"We were at Disney my mother called and said we got flooding again," said Jason Billingslea.

Billingsley and his family returned to a nightmare. They had already started cleaning up their basement from the first flood and now they had to start all over again.

"It stank," he said. "I've got walls I need to tear down in my basement. The sewage smell and things like that, I've got to tear all that stuff down."

As residents work to clean up, FEMA officials are in town collecting information.

"We're doing a massive registration to make sure folks are registered for disaster assistance and we are also advising them to get in contact with their insurance company," said Christopher Burt, FEMA.

The FEMA team was seen helping residents in a parking lot off East Jefferson on Monday.

"We can also check the status of claims through mobile devices," Burt said.

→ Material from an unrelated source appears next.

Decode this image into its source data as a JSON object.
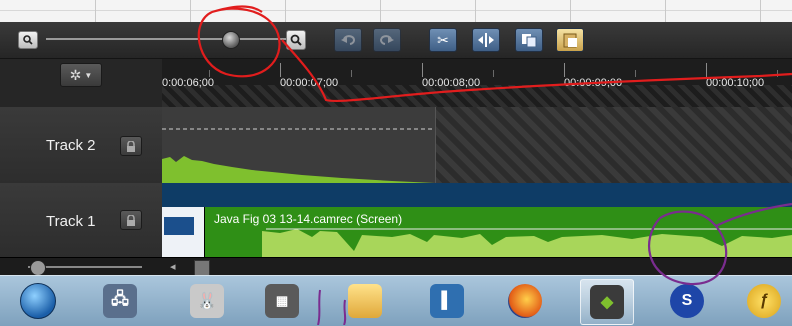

FOX 2 reached out to Governor Gretchen Whitmer's office and were told the state is grateful that President Joe Biden granted her request for a presidential disaster declaration, which will deliver financial resources directly into the hands of Michiganders working to recover from the flooding.

"I got two furnaces down there and I don't even know if they are working, yet," Billingslea said.

In addition to the federal support, Whitmer is expected to approve $10 million dollars in funding for flood recovery efforts to repair and rebuild communities.

In the city of Detroit, officials say they will continue to clear and sanitize the flood-damaged basements of its most vulnerable residents. To be eligible, you must be over 65, disabled or in households with children 10 and under.

"We've been to more than 800 houses and we've cleaned the debris out and now it's time to get basements sanitized," said Gary Brown, director, Detroit Water and Sewerage Department.

City leaders in Detroit are also calling on those who can do what they can, to volunteer and assist their neighbors.

"If you can help, we can certainly supply any supplies to get it cleaned out and help your neighbor," Brown said.

For more information from DWSD, go HERE.